Discussions on the website forums where data harvesters and identity thieves congregate suggest versions of the magstripe scams exposed in Edmonton and Miami are taking place elsewhere, says Dan Clements, president of, an identity-theft prevention company that tracks such chatter.

Recently, a forum participant going by the nickname PlasticShopper offered $30,000 worth of Wal-Mart gift cards for sale to the highest bidder; another hawked a $1,000 gift card from, Clements says.

Some crooks have even taken to using illicitly obtained gift cards as a form of payment to suppliers and partners, says Idan Aharoni, senior fraud analyst at security firm RSA, a division of EMC.

“There have been many talks (in the forums) regarding prepaid gift cards in general and the various methods of abusing them,” Aharoni says.

Gift cards issued by Visa, MasterCard and American Express (AXP) have emerged as singularly attractive fraud targets because they are much more widely available and can be used more places than merchant gift cards, security experts say.

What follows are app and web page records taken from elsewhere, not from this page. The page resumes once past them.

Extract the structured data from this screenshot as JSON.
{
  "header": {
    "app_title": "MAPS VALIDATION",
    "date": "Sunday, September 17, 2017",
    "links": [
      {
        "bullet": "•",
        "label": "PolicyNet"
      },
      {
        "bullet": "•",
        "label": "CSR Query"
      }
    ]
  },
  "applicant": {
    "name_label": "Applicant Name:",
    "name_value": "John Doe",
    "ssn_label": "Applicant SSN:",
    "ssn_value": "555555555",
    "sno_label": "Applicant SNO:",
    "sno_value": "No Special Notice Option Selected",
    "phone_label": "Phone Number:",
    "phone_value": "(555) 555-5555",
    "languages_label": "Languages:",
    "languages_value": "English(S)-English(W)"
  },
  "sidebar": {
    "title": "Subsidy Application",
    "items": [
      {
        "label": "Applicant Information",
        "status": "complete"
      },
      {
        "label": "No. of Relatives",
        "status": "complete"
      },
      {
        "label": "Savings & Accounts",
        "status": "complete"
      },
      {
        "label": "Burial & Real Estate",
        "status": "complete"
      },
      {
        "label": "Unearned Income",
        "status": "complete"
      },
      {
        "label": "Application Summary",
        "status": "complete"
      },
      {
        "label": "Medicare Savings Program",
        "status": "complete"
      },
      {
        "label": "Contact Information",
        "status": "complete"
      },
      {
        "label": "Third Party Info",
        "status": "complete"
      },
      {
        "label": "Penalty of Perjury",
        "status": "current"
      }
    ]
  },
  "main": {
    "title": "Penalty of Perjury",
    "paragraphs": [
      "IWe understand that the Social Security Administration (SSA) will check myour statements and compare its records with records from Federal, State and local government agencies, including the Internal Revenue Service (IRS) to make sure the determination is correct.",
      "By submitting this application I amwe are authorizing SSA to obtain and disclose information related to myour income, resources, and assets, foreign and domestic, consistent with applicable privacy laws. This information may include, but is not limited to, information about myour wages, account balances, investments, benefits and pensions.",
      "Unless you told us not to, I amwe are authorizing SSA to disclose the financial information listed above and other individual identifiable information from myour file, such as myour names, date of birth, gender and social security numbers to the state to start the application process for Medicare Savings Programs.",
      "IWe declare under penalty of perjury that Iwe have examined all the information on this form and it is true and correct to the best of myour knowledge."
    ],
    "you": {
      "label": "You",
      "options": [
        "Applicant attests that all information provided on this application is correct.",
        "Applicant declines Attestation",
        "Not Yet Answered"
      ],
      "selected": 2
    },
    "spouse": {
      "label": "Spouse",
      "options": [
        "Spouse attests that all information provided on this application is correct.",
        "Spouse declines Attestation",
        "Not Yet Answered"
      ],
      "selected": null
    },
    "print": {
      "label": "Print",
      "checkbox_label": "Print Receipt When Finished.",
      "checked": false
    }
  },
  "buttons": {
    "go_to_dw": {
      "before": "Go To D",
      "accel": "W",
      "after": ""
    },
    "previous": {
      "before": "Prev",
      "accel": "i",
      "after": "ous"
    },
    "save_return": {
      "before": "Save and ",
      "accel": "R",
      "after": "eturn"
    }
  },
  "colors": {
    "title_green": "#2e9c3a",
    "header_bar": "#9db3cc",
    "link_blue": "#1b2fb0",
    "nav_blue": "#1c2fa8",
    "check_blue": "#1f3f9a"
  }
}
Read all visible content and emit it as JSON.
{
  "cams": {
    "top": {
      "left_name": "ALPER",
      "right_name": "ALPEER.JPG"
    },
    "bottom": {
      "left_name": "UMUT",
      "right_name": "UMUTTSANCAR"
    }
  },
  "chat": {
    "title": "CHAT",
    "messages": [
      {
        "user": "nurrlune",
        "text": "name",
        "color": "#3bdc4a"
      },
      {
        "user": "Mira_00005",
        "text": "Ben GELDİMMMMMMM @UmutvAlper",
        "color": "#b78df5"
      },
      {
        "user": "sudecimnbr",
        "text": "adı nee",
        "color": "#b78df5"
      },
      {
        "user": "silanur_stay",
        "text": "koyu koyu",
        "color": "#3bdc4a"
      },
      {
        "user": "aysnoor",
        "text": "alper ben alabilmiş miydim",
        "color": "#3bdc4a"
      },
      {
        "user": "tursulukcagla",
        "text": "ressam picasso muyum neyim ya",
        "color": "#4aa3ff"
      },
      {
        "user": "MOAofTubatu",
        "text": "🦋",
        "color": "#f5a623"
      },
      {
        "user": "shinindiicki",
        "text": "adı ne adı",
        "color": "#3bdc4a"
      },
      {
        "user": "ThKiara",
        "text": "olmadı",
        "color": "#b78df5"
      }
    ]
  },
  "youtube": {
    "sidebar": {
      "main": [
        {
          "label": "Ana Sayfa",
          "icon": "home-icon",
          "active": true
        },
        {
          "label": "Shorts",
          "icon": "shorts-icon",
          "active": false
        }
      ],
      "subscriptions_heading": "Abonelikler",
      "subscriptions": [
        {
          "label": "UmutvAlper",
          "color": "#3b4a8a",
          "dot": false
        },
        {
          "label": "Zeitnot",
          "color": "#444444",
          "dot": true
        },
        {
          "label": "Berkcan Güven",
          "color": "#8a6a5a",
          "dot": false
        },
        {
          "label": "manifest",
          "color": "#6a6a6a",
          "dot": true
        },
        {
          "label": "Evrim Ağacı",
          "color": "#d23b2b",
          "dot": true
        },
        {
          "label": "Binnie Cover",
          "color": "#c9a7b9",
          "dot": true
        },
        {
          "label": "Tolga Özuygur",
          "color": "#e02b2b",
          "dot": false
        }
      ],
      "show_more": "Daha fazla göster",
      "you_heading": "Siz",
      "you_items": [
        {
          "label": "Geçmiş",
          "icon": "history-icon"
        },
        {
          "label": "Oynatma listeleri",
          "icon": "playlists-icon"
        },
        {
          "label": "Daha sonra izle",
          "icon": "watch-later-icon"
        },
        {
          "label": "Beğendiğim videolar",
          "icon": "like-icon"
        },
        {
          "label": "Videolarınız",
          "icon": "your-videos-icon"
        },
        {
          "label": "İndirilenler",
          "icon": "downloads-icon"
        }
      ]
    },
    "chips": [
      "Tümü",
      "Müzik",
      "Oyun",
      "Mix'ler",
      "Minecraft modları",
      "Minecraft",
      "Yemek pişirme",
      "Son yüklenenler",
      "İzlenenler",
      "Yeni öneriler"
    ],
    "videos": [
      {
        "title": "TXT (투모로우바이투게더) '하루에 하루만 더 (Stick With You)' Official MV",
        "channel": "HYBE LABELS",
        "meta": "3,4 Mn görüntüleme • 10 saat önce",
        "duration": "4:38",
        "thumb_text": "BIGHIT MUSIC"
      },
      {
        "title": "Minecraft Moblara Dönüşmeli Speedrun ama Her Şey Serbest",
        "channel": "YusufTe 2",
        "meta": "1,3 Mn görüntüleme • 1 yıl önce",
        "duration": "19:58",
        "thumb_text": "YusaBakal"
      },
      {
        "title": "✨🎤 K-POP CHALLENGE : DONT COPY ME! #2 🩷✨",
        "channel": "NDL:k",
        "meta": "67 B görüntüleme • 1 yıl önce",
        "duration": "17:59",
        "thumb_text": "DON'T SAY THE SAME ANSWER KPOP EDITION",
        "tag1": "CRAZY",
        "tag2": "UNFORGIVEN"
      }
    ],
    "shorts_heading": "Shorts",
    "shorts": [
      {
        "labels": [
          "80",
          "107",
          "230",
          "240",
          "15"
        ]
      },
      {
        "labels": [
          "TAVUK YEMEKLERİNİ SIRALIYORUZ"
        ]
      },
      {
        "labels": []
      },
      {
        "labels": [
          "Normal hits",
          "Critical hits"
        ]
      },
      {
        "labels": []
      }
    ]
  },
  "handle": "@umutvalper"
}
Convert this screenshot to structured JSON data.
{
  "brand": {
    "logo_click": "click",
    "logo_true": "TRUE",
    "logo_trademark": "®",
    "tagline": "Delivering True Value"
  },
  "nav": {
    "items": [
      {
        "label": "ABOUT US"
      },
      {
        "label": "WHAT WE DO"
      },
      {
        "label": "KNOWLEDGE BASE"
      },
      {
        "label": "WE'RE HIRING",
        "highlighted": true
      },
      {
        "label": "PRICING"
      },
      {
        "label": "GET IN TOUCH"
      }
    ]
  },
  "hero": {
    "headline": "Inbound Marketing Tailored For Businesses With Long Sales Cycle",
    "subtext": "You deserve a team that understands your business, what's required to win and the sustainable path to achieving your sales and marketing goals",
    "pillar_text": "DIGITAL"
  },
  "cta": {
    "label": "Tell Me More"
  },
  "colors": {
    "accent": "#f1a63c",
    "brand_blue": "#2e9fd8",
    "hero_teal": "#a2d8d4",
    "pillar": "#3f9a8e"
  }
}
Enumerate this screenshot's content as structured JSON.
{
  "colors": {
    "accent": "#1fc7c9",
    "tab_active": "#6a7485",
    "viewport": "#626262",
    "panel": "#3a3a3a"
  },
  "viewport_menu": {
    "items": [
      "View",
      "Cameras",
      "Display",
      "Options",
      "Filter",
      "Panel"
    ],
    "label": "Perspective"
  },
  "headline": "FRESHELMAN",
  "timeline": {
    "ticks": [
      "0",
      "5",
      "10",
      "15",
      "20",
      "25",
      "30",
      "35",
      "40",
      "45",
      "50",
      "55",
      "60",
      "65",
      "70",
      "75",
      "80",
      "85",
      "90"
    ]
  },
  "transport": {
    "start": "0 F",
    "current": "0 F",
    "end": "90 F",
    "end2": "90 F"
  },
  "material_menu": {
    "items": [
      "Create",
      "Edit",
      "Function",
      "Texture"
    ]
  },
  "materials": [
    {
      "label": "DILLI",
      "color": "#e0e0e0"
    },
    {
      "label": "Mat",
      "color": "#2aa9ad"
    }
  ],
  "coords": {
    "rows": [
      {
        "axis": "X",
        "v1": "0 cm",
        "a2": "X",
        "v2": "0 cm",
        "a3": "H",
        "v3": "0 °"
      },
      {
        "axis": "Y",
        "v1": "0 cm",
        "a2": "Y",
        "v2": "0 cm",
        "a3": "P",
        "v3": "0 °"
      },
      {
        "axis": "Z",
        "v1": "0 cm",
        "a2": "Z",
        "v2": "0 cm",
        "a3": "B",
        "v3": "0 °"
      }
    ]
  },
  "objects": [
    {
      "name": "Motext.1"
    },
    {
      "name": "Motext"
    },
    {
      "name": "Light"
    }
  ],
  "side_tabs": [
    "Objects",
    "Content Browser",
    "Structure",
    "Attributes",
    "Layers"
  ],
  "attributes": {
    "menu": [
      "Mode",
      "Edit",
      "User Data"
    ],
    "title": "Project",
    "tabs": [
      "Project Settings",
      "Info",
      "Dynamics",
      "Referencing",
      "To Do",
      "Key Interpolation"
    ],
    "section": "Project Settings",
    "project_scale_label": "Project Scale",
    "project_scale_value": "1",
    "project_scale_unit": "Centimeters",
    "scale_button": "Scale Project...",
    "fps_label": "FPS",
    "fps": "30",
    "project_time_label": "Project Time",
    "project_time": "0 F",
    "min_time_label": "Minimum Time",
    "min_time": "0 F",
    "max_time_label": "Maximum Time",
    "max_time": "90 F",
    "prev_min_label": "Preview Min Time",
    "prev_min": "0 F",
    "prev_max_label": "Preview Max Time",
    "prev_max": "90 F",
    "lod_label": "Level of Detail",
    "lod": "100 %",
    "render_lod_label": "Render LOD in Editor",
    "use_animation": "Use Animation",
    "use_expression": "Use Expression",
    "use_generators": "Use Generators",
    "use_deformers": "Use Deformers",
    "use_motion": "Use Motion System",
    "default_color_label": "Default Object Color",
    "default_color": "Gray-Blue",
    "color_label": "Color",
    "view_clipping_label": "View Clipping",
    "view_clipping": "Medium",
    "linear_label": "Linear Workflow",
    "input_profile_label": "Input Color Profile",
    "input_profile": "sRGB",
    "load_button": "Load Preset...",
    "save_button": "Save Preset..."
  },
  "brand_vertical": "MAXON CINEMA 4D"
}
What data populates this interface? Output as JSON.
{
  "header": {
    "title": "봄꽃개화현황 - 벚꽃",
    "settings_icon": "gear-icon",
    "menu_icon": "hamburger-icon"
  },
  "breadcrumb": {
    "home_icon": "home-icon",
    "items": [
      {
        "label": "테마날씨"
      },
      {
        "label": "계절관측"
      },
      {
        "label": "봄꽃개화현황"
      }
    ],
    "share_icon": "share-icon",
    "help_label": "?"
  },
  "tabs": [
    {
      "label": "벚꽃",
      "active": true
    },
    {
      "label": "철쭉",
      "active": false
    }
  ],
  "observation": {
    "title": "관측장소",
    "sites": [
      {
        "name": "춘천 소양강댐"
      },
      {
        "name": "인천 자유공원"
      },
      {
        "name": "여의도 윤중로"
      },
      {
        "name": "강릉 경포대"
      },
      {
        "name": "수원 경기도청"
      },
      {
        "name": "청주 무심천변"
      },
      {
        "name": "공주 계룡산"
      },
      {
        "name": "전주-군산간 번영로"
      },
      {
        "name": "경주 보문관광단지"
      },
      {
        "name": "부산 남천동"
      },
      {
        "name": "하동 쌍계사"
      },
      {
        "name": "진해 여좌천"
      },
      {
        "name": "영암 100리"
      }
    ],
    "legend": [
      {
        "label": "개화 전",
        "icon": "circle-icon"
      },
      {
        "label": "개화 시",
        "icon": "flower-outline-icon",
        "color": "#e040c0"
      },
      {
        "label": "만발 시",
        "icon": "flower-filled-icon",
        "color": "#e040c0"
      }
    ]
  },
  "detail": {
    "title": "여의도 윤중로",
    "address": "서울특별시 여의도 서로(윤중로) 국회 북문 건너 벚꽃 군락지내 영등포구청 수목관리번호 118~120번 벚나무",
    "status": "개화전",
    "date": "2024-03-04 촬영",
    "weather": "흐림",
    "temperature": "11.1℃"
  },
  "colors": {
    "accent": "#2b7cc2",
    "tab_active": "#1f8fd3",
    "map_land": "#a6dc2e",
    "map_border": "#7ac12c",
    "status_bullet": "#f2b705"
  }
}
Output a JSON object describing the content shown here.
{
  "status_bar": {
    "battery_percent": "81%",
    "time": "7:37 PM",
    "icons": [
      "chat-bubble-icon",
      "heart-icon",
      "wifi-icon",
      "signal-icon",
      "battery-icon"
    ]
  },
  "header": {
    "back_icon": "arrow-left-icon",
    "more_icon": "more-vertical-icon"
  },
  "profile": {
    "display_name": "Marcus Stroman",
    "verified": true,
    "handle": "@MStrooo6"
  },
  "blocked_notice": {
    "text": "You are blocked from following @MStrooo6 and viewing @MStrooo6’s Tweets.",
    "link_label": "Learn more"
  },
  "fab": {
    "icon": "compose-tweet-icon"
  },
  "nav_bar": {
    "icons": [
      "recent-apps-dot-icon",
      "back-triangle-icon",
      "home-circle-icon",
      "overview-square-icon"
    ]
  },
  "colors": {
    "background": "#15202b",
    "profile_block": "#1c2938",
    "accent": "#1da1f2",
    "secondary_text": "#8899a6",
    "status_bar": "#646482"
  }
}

Acquiring a bank gift card is as easy as buying a pack of gum at the grocery store or ordering a novel online. Thousands of banks, credit unions, supermarkets, drugstores and convenience stores offer them; they can be picked up at a grocery checkout line or ordered from online banking websites or sites such as

And they work at millions of restaurants and shops, using exactly the same magstripe-driven payment system used for credit and debit card transactions.

Fraud tough to spot

Like merchant gift cards, bank gift cards are flat, with no embossed numerals and no individual’s name anywhere on the card. No proof of identity is required to use them.

Altering the magstripe to convert a bank gift card into a credit card “is a way to convert small-value cards into big-value plastic,” says John Pironti, information risk strategist at tech consulting company Getronics.

Pironti notes that it takes several thousands of dollars of equipment to create counterfeit credit cards from scratch. “But if I whip out a generic Visa gift card, with an altered magstripe, with no name on it and no way to trace it, as long as I exude confidence while making the purchase, no sales clerk in the world is going to stop me,” he says.

Visa, MasterCard and American Express have begun rolling out “contactless” payment cards that use a computer chip to speed transactions and is said to be significantly more difficult to compromise than a magstripe. But magstriped payment cards are expected to continue in wide use for decades.

An estimated 5.1 billion magstripe payment cards are in use worldwide, with 15 million magstripe point-of-sales terminals in the USA alone, according to market researcher The Nilson Report.

Consumers, on average, use them about 15 times a week, says Mimi Hart, president of MagTek, a maker of electronic-transaction equipment, including magstripe reader-writers.

“The infrastructure is so huge, you can’t change the security for all these cards overnight,” she says. “It is an ongoing process.”

(Editor’s note: This story originally appeared in print copies of USA TODAY, inside the Money section. Jon Swartz contributed to this story)

Share on FacebookShare on Google+Tweet about this on TwitterShare on LinkedInEmail this to someone